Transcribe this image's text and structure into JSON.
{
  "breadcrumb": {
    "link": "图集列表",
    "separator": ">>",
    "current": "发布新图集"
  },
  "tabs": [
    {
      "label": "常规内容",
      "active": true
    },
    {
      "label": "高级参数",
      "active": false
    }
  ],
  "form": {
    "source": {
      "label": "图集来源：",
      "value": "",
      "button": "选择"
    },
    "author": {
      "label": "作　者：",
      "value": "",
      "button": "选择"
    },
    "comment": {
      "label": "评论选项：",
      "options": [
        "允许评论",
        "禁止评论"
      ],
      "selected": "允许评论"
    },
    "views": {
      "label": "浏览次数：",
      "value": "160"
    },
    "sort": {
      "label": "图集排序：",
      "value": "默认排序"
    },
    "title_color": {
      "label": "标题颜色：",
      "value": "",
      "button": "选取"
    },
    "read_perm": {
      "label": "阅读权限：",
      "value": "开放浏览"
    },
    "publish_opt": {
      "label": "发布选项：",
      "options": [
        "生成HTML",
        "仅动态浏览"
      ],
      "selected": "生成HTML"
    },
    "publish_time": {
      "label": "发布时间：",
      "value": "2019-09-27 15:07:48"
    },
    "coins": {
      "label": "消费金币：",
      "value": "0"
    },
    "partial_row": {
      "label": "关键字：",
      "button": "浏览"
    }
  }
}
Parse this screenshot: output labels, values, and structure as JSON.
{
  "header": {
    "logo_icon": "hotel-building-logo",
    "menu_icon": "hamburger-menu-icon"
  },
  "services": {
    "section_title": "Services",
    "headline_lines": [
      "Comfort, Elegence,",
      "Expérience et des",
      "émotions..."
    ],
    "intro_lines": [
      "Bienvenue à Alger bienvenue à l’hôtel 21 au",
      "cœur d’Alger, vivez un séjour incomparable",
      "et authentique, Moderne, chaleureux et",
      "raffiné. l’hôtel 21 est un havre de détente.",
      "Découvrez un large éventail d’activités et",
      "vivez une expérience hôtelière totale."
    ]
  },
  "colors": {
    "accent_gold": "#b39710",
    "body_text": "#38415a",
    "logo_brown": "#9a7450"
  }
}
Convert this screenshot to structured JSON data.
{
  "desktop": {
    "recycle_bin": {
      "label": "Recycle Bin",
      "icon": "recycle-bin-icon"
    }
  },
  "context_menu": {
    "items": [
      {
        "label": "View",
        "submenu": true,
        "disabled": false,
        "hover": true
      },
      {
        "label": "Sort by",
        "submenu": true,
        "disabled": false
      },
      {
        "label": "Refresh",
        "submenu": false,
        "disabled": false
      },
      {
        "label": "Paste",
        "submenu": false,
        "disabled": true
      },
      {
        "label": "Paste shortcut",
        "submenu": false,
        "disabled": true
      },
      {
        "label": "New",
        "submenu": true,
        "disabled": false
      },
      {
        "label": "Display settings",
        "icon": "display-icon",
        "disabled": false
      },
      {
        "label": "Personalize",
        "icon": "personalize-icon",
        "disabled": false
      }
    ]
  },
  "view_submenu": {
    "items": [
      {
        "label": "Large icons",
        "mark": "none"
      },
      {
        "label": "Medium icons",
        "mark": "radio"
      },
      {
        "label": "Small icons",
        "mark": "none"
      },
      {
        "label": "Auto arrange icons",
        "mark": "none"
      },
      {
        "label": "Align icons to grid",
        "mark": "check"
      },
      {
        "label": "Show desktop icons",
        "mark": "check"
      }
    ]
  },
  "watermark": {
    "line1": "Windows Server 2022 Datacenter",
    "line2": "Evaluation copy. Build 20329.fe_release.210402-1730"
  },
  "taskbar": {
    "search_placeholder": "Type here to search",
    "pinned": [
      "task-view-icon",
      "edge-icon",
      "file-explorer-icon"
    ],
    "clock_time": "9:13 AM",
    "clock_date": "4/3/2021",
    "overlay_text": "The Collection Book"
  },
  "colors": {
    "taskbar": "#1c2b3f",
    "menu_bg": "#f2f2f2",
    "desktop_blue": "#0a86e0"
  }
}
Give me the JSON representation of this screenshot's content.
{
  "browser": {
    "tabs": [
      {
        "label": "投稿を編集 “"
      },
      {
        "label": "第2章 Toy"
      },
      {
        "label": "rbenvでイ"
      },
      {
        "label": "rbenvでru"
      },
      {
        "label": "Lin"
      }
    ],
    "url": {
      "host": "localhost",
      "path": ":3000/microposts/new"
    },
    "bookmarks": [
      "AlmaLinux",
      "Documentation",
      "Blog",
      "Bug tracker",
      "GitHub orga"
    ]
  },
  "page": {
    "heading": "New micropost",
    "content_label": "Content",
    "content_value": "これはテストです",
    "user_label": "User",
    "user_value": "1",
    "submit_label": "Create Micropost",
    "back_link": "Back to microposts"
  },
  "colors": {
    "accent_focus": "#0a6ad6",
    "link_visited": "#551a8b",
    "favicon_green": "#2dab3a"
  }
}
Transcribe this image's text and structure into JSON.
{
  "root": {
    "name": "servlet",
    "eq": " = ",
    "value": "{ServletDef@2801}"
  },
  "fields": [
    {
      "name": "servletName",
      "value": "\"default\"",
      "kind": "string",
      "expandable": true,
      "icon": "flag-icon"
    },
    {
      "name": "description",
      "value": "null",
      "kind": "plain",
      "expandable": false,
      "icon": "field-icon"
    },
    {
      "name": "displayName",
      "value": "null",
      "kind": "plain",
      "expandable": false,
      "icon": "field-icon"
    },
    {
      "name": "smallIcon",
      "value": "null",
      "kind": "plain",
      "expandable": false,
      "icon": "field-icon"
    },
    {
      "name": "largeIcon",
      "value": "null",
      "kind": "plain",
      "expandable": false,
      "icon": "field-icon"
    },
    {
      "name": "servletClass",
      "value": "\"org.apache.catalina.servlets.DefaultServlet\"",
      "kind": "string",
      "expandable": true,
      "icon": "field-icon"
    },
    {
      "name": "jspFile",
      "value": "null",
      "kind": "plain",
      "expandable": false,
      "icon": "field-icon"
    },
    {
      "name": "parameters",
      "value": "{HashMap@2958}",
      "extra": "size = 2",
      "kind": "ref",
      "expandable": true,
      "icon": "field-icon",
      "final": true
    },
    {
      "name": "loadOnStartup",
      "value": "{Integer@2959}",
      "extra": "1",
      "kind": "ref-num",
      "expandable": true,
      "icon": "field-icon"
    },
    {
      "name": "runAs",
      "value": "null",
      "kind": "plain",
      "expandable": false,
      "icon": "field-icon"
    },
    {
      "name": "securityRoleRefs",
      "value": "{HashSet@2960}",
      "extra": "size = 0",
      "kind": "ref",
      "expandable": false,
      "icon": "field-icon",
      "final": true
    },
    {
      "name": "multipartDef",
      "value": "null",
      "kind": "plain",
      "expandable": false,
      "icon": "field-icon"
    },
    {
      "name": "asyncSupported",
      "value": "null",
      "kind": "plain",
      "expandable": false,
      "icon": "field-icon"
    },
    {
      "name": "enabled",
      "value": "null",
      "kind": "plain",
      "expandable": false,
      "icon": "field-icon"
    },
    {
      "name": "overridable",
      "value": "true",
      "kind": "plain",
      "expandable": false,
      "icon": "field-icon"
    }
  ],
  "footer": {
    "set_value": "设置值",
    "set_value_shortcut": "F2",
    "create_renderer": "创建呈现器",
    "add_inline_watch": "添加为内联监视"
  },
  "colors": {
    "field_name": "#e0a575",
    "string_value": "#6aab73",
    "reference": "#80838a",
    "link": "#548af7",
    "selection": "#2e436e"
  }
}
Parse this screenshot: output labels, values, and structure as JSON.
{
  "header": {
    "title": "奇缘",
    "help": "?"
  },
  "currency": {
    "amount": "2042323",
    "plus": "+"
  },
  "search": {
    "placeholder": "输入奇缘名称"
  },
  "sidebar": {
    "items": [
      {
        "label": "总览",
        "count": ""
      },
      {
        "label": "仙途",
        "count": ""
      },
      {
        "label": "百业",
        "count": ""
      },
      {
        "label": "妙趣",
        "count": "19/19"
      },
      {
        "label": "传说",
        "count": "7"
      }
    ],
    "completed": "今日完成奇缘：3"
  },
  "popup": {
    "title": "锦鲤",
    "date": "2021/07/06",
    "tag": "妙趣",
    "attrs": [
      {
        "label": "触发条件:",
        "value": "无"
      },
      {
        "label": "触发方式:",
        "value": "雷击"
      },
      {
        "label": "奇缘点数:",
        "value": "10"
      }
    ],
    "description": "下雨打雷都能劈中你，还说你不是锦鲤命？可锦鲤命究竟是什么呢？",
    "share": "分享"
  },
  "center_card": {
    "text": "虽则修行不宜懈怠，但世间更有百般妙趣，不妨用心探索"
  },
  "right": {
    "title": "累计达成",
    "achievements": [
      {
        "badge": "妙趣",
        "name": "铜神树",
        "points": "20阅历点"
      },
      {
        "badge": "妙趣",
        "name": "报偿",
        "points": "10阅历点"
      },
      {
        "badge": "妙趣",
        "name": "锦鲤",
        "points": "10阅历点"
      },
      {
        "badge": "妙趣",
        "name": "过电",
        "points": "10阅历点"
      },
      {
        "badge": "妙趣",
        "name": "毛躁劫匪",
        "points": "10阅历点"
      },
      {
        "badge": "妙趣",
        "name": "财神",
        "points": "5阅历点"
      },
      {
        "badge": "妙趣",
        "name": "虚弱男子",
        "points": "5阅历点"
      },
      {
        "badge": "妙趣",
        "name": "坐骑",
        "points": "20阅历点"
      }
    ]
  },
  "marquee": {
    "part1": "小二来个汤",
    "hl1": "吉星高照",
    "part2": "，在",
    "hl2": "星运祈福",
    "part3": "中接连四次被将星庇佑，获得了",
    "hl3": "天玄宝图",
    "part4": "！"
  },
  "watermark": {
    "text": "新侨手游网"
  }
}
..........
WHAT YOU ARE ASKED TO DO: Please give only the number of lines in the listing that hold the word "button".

SOLUTION TO THIS TASK: 4